When Is it Alright to Steal Another Band's Name?
I posed your question to the Fan Landers resident legal expert, Matthew Hale Clark, who is a musician/attorney here in Chicago, and, as luck would have it, my husband. "In this day and age of the internet, the answer is that it's probably not fair game. To oversimplify the trademark issue, the question is whether there could be a likelihood of confusion in the relevant marketplace. Here, regardless of the genre, scene or location, you are playing music and so is this other band. Them being broken up doesn't matter to a judge, but whether or not they did anything under that name does--if they really never played a show, put out a record or even had a MySpace page--essentially, never entered the market--then it might be fair game."
Likelihood of confusion doesn't just mean exact same name it means close and similar names--the emphasis is on confusion. Sadly, all the antler, crystal, rainbow, moon and sun bands going right now don't seem to be bothered by such things.
Also, I have worked with and known bands who chanced it with a name and it came back to bite them in the ass. Is a band name so perfect and precious that you are willing to cede years of groundwork when all the sudden this other band rises from the dead and wants a piece of your action?

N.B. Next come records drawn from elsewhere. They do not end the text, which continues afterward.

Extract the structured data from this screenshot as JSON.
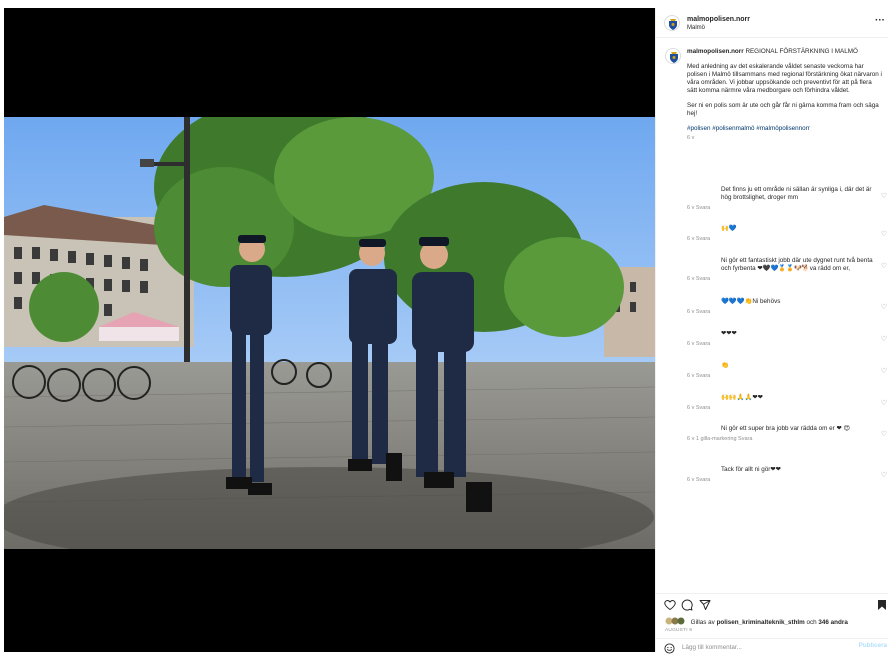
{
  "post": {
    "username": "malmopolisen.norr",
    "location": "Malmö",
    "more": "···"
  },
  "caption": {
    "username": "malmopolisen.norr",
    "title": "REGIONAL FÖRSTÄRKNING I MALMÖ",
    "para1": "Med anledning av det eskalerande våldet senaste veckorna har polisen i Malmö tillsammans med regional förstärkning ökat närvaron i våra områden. Vi jobbar uppsökande och preventivt för att på flera sätt komma närmre våra medborgare och förhindra våldet.",
    "para2": "Ser ni en polis som är ute och går får ni gärna komma fram och säga hej!",
    "hashtags": "#polisen #polisenmalmö #malmöpolisennorr",
    "time": "6 v"
  },
  "comments": [
    {
      "text": "Det finns ju ett område ni sällan är synliga i, där det är hög brottslighet, droger mm",
      "meta": "6 v   Svara"
    },
    {
      "text": "🙌💙",
      "meta": "6 v   Svara"
    },
    {
      "text": "Ni gör ett fantastiskt jobb där ute dygnet runt två benta och fyrbenta ❤🖤💙🏅🏅🐶🐕va rädd om er,",
      "meta": "6 v   Svara"
    },
    {
      "text": "💙💙💙👏Ni behövs",
      "meta": "6 v   Svara"
    },
    {
      "text": "❤❤❤",
      "meta": "6 v   Svara"
    },
    {
      "text": "👏",
      "meta": "6 v   Svara"
    },
    {
      "text": "🙌🙌🙏🙏❤❤",
      "meta": "6 v   Svara"
    },
    {
      "text": "Ni gör ett super bra jobb var rädda om er ❤ 😍",
      "meta": "6 v   1 gilla-markering   Svara"
    },
    {
      "text": "Tack för allt ni gör❤❤",
      "meta": "6 v   Svara"
    }
  ],
  "actions": {
    "liked_by_prefix": "Gillas av",
    "liked_by_user": "polisen_kriminalteknik_sthlm",
    "liked_by_and": "och",
    "liked_by_others": "346 andra",
    "date": "AUGUSTI 9"
  },
  "add_comment": {
    "placeholder": "Lägg till kommentar...",
    "publish": "Publicera"
  },
  "icons": {
    "heart": "heart-icon",
    "comment": "comment-icon",
    "share": "paper-plane-icon",
    "save": "bookmark-icon",
    "emoji": "emoji-icon"
  },
  "colors": {
    "link": "#00376b",
    "muted": "#8e8e8e",
    "publish_disabled": "#b2dffc"
  }
}
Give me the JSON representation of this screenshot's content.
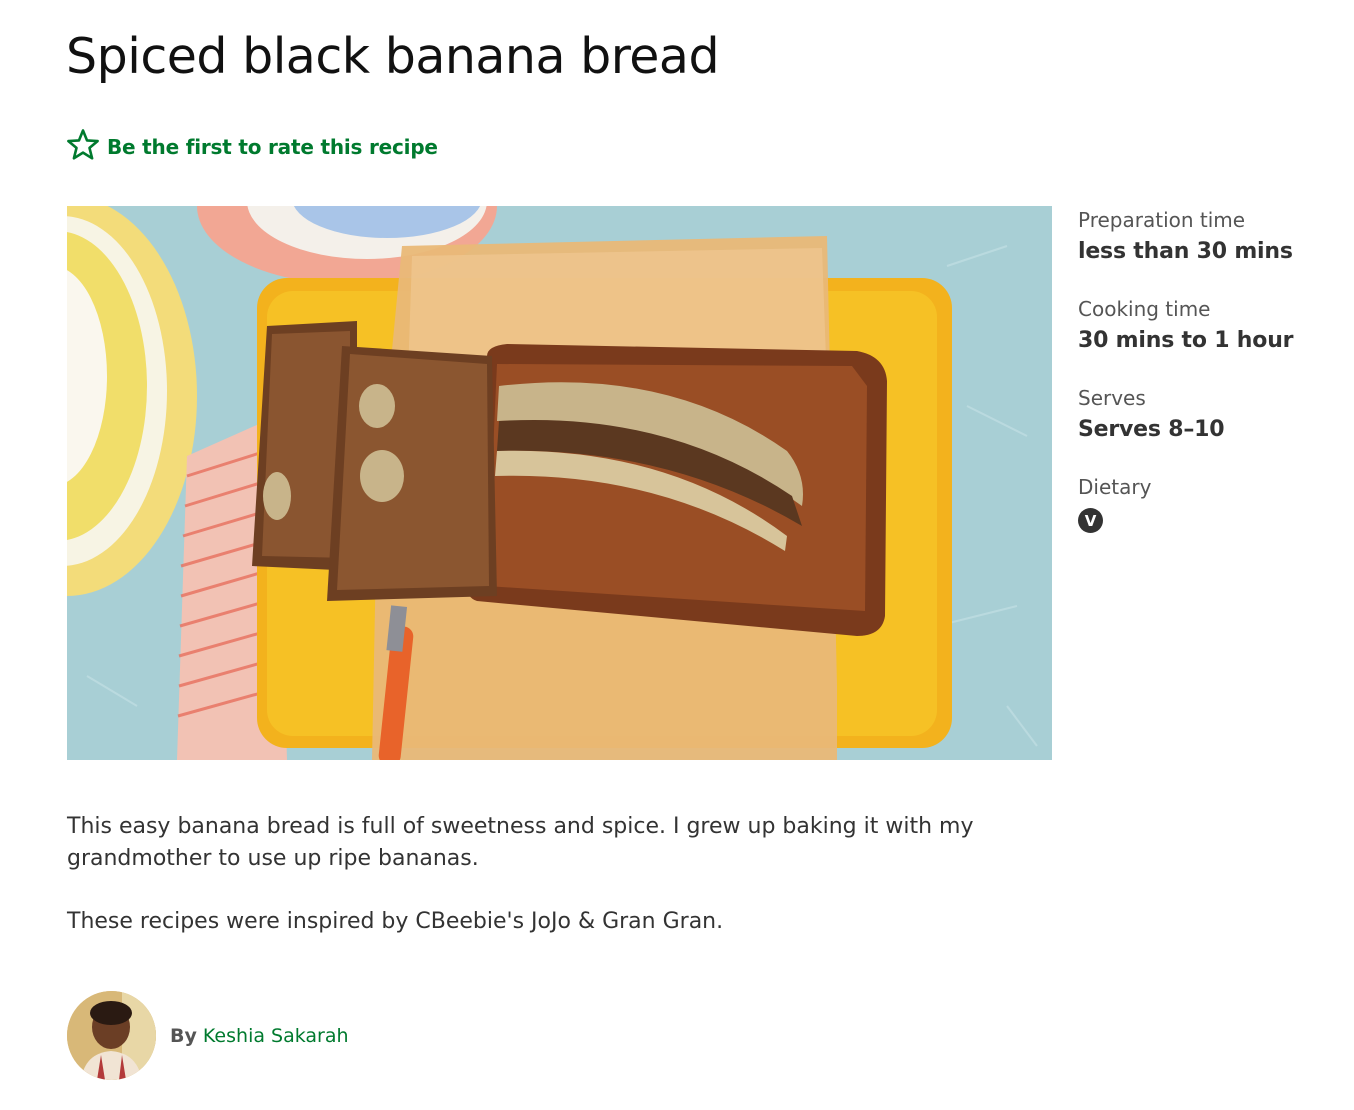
{
  "recipe": {
    "title": "Spiced black banana bread",
    "rating_cta": "Be the first to rate this recipe"
  },
  "image": {
    "alt": "Spiced black banana bread"
  },
  "facts": {
    "prep_label": "Preparation time",
    "prep_value": "less than 30 mins",
    "cook_label": "Cooking time",
    "cook_value": "30 mins to 1 hour",
    "serves_label": "Serves",
    "serves_value": "Serves 8–10",
    "dietary_label": "Dietary",
    "dietary_badge": "V"
  },
  "description": {
    "paragraph_1": "This easy banana bread is full of sweetness and spice. I grew up baking it with my grandmother to use up ripe bananas.",
    "paragraph_2": "These recipes were inspired by CBeebie's JoJo & Gran Gran."
  },
  "author": {
    "by_label": "By",
    "name": "Keshia Sakarah"
  },
  "icons": {
    "rating": "star-outline-icon",
    "vegetarian": "vegetarian-badge-icon"
  },
  "colors": {
    "accent_green": "#007a2e",
    "text_dark": "#333333",
    "badge_bg": "#333333"
  }
}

Do you want to have your albums shelved in two different sections at the record store? Do you want to have to add a clunky "Jr." or "Inc." or "NYC" to the end of your name two albums in? If so, by all means, go right ahead.
Our final suggestion is that you should name your band "Ronald Reggae". Unless you are a jam band, in which case, we think you should call yourselves "Chastity's Groove".